Posted by | October 17, 2007

Viticulture and Enology Program Bearing Fruit

We recently caught up with WSU viticulture and enology alumnus Julia Kock at Klipsun Vineyards on Red Mountain. Julia is the vineyard manager for Klipsun, which was recently rated by Wine & Spirits magazine as one of the world’s 25 best vineyards. Our interview resulted in this short video, which you can see here: http://tinyurl.com/2kdax4.

We also had the pleasure of talking with Cameron Rushton, an undergrad studying viticulture and enology. Cameron’s ambition is to become a world-class wine maker. Intelligent and articulate, you can check out one of Washington’s future industry leaders here: http://tinyurl.com/2uzp9t.

On Solid Ground is a weekly, electronic newsletter for the friends and stakeholders of the Washington State University College of Agricultural, Human, and Natural Resource Sciences (CAHNRS), WSU Extension and the WSU Agricultural Research Center.

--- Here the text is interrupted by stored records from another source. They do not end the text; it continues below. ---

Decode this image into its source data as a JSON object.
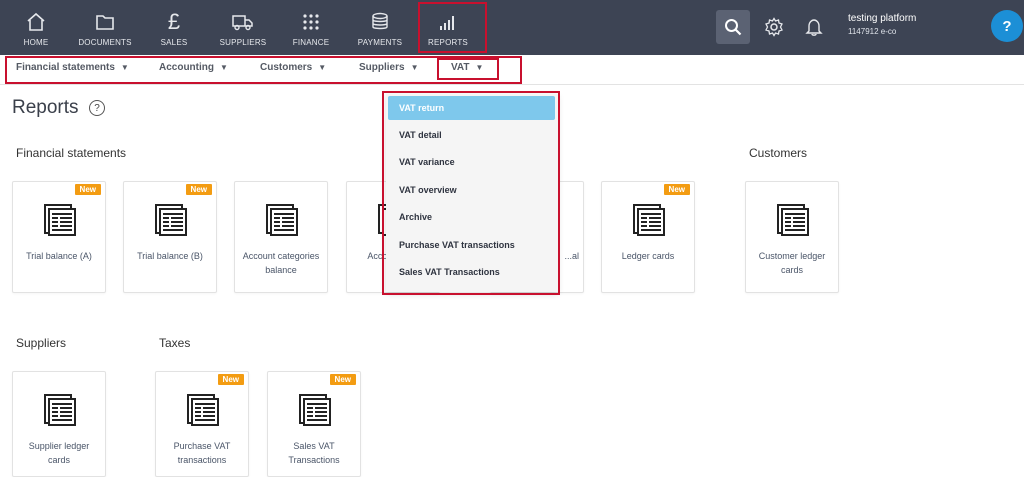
{
  "topnav": {
    "items": [
      {
        "label": "HOME",
        "icon": "home-icon"
      },
      {
        "label": "DOCUMENTS",
        "icon": "folder-icon"
      },
      {
        "label": "SALES",
        "icon": "pound-icon"
      },
      {
        "label": "SUPPLIERS",
        "icon": "truck-icon"
      },
      {
        "label": "FINANCE",
        "icon": "grid-dots-icon"
      },
      {
        "label": "PAYMENTS",
        "icon": "coins-icon"
      },
      {
        "label": "REPORTS",
        "icon": "bar-chart-icon"
      }
    ],
    "user_name": "testing platform",
    "user_company": "1147912 e-co",
    "help_label": "?"
  },
  "subnav": {
    "items": [
      {
        "label": "Financial statements"
      },
      {
        "label": "Accounting"
      },
      {
        "label": "Customers"
      },
      {
        "label": "Suppliers"
      },
      {
        "label": "VAT"
      }
    ],
    "caret": "▼"
  },
  "page": {
    "title": "Reports",
    "help": "?"
  },
  "sections": {
    "financial_statements": "Financial statements",
    "customers": "Customers",
    "suppliers": "Suppliers",
    "taxes": "Taxes"
  },
  "cards": {
    "new_badge": "New",
    "trial_a": "Trial balance (A)",
    "trial_b": "Trial balance (B)",
    "account_categories": "Account categories balance",
    "account_partial": "Accou... ov...",
    "general_partial": "...al",
    "ledger_cards": "Ledger cards",
    "customer_ledger": "Customer ledger cards",
    "supplier_ledger": "Supplier ledger cards",
    "purchase_vat": "Purchase VAT transactions",
    "sales_vat": "Sales VAT Transactions"
  },
  "vat_menu": {
    "items": [
      "VAT return",
      "VAT detail",
      "VAT variance",
      "VAT overview",
      "Archive",
      "Purchase VAT transactions",
      "Sales VAT Transactions"
    ],
    "active_index": 0
  },
  "colors": {
    "topbar": "#3d4454",
    "highlight": "#c8102e",
    "badge": "#f39c12",
    "active_item": "#7ec8ec",
    "help": "#1c8fd6"
  }
}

Essential Enzyme Identified

A WSU research team, led by Norman Lewis of WSU’s Institute for Biological Chemistry, has identified the plant enzyme responsible for making phenylalanine, an amino acid that is an essential nutrient for humans. Phenylalanine is also an essential starting material for making flower pigments, substances that protect against UV irradiation from the sun, and wood.

Phenylalanine is converted into phenolic compounds that are the building blocks of many of the plant world’s most distinctive and important substances, including the pigments in flower petals and chemicals that protect leaves, stems and bark from ultraviolet radiation. Perhaps the best-known end product of phenols is lignin, the one that allows trees to stand upright.

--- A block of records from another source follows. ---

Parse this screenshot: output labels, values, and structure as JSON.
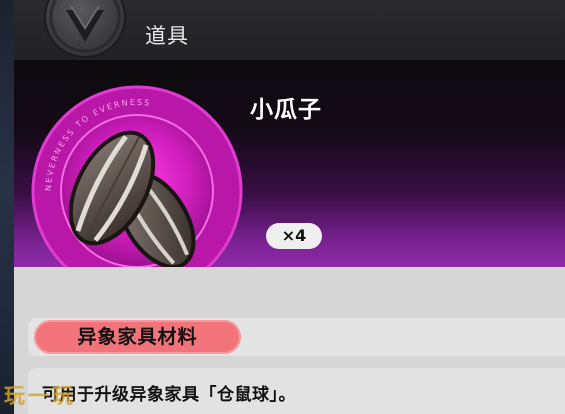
{
  "header": {
    "title": "道具",
    "logo_icon": "v-emblem-icon"
  },
  "item": {
    "name": "小瓜子",
    "count": "×4",
    "icon": "sunflower-seeds-icon",
    "medallion_ring_text": "NEVERNESS TO EVERNESS",
    "category": "异象家具材料",
    "description": "可用于升级异象家具「仓鼠球」。"
  },
  "watermark": {
    "text": "玩一玩"
  },
  "colors": {
    "medallion": "#c81fb8",
    "category_tag": "#f2737a",
    "hero_gradient_end": "#8f2aa8",
    "watermark": "#d4a42c"
  }
}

Lewis said our reliance on plants to make phenylalanine means the reactions that produce it are as crucial to our survival as they are to that of plants.

“If these don’t exist, we don’t exist. It’s as simple as that,” he said.

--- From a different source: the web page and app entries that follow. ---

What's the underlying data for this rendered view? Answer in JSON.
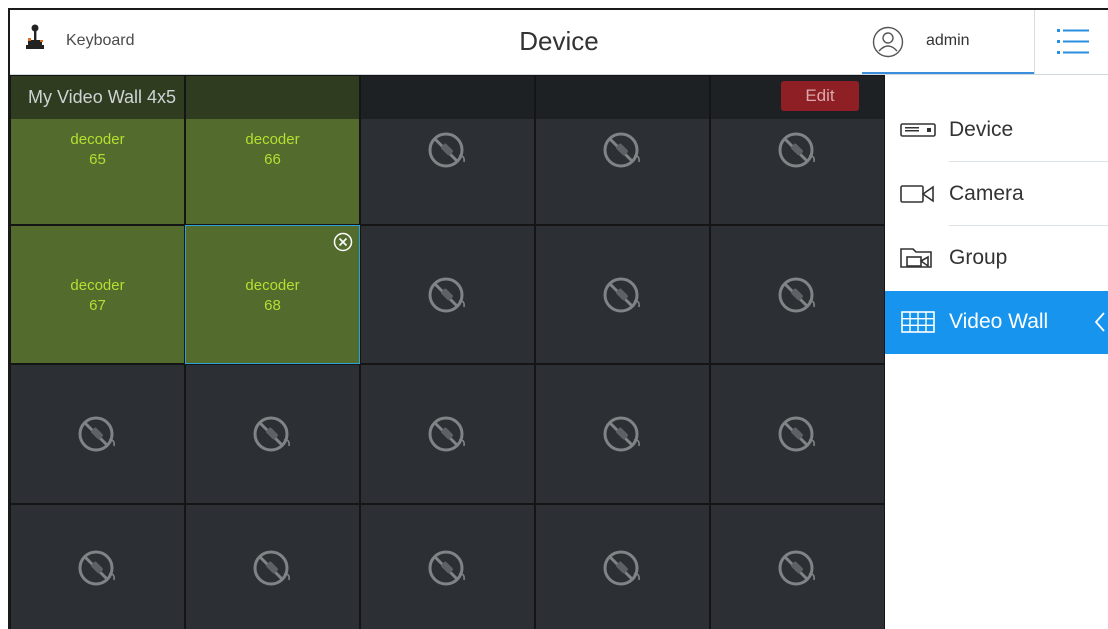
{
  "header": {
    "keyboard_label": "Keyboard",
    "title": "Device",
    "user_label": "admin"
  },
  "wall": {
    "name": "My Video Wall 4x5",
    "edit_label": "Edit",
    "rows": 4,
    "cols": 5,
    "cells": [
      {
        "row": 0,
        "col": 0,
        "assigned": true,
        "line1": "decoder",
        "line2": "65"
      },
      {
        "row": 0,
        "col": 1,
        "assigned": true,
        "line1": "decoder",
        "line2": "66"
      },
      {
        "row": 1,
        "col": 0,
        "assigned": true,
        "line1": "decoder",
        "line2": "67"
      },
      {
        "row": 1,
        "col": 1,
        "assigned": true,
        "line1": "decoder",
        "line2": "68",
        "selected": true
      }
    ]
  },
  "nav": {
    "items": [
      {
        "label": "Device",
        "icon": "device-icon"
      },
      {
        "label": "Camera",
        "icon": "camera-icon"
      },
      {
        "label": "Group",
        "icon": "group-icon"
      },
      {
        "label": "Video Wall",
        "icon": "video-wall-icon",
        "active": true
      }
    ]
  },
  "colors": {
    "accent": "#1694ee",
    "assigned_cell": "#536b2c",
    "decoder_text": "#b3e033",
    "edit_button": "#8e1f24"
  }
}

The research team has cloned six genes coding for different forms of the enzyme arogenate dehydratase (ADT), which converts a compound called arogenate into phenylalanine. Their work will appear in the Oct. 19 issue of the Journal of Biological Chemistry.

Lewis said his group is now working to get a clearer picture of phenylalanine production and use within the plant.

Norman Lewis and students


Grant Fuels Fatty Acid Research

A team led by WSU’s John Browse, Regent’s Professor in the Institute of Biological Chemistry, has been awarded a four-year, $4.6 million grant from the National Science Foundation. The grant supports ongoing research using biochemical genomics to identify biosynthesis pathways that produce novel fatty acids in oilseeds.

Plants are natural producers of non-saturated fatty acids.

The types and respective quantities of fatty acids in vegetable oils have a direct impact on the fuel properties of biodiesel. The basic knowledge from this project is intended to enable the design of a new generation of specialty crops that will become the “green factories” of the future, providing for the production of industrial lubricants, solvent oils and biodiesel.

“Plant biologists continue to exploit genomics tools and sequence resources in new and innovative ways,” said James Collins, NSF assistant director for biological sciences. “It’s exciting to see research involving biologists and mathematicians, computer scientists and engineers, all working to address major unanswered questions in plant biology. These latest projects will also have a significant impact on how we train the next generation of plant scientists to carry out research at the cutting edge of the biological sciences.”

John Browse